**** Data excerpts

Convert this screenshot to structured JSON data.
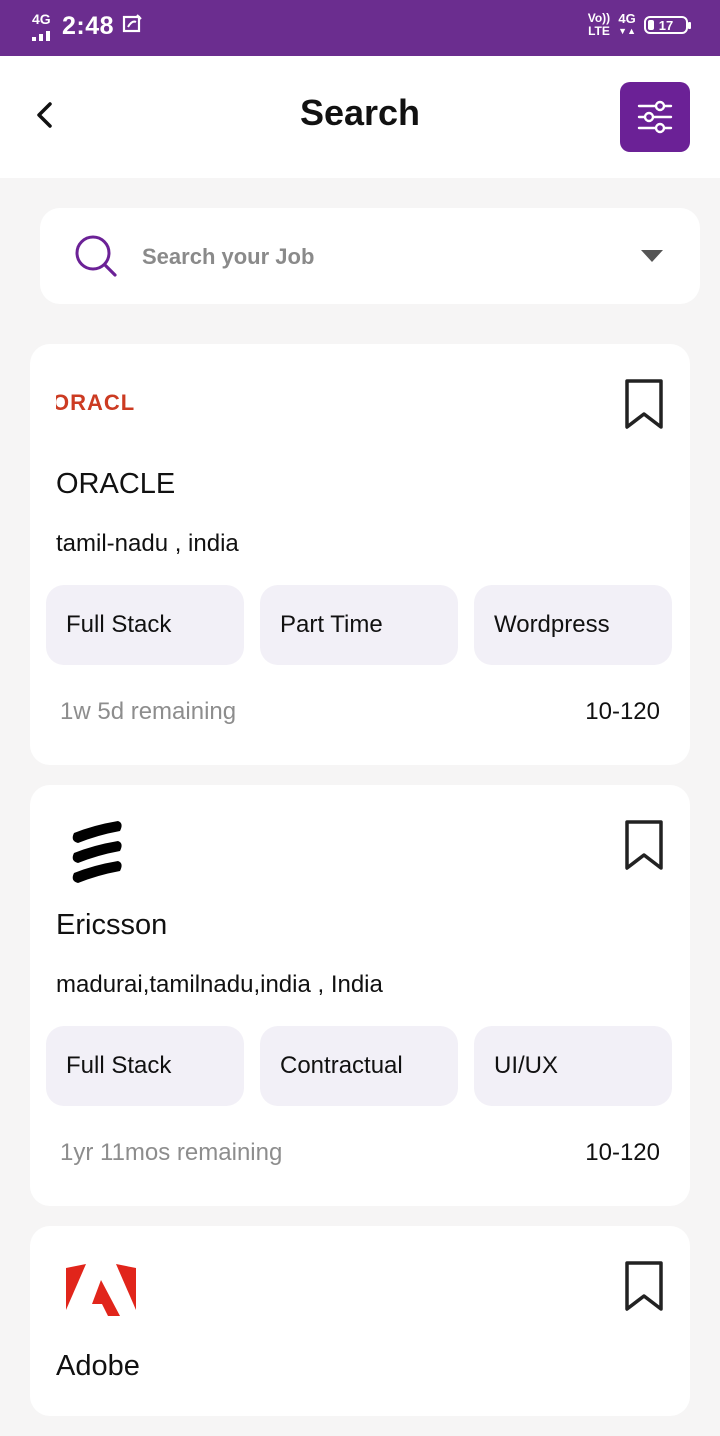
{
  "status_bar": {
    "network_left": "4G",
    "time": "2:48",
    "volte_top": "Vo))",
    "volte_bottom": "LTE",
    "network_right": "4G",
    "battery": "17"
  },
  "header": {
    "title": "Search"
  },
  "search": {
    "placeholder": "Search your Job"
  },
  "jobs": [
    {
      "logo_text": "ORACL",
      "company": "ORACLE",
      "location": "tamil-nadu , india",
      "tags": [
        "Full Stack",
        "Part Time",
        "Wordpress"
      ],
      "remaining": "1w 5d remaining",
      "salary": "10-120"
    },
    {
      "company": "Ericsson",
      "location": "madurai,tamilnadu,india , India",
      "tags": [
        "Full Stack",
        "Contractual",
        "UI/UX"
      ],
      "remaining": "1yr 11mos remaining",
      "salary": "10-120"
    },
    {
      "company": "Adobe"
    }
  ],
  "colors": {
    "brand_purple": "#6b2196",
    "status_bar": "#6b2d8f",
    "tag_bg": "#f2f0f7",
    "oracle_red": "#cc3b22"
  }
}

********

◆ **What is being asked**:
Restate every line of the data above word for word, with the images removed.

◆ **Result of this exercise**:
Convert this screenshot to structured JSON data.
{
  "status_bar": {
    "network_left": "4G",
    "time": "2:48",
    "volte_top": "Vo))",
    "volte_bottom": "LTE",
    "network_right": "4G",
    "battery": "17"
  },
  "header": {
    "title": "Search"
  },
  "search": {
    "placeholder": "Search your Job"
  },
  "jobs": [
    {
      "logo_text": "ORACL",
      "company": "ORACLE",
      "location": "tamil-nadu , india",
      "tags": [
        "Full Stack",
        "Part Time",
        "Wordpress"
      ],
      "remaining": "1w 5d remaining",
      "salary": "10-120"
    },
    {
      "company": "Ericsson",
      "location": "madurai,tamilnadu,india , India",
      "tags": [
        "Full Stack",
        "Contractual",
        "UI/UX"
      ],
      "remaining": "1yr 11mos remaining",
      "salary": "10-120"
    },
    {
      "company": "Adobe"
    }
  ],
  "colors": {
    "brand_purple": "#6b2196",
    "status_bar": "#6b2d8f",
    "tag_bg": "#f2f0f7",
    "oracle_red": "#cc3b22"
  }
}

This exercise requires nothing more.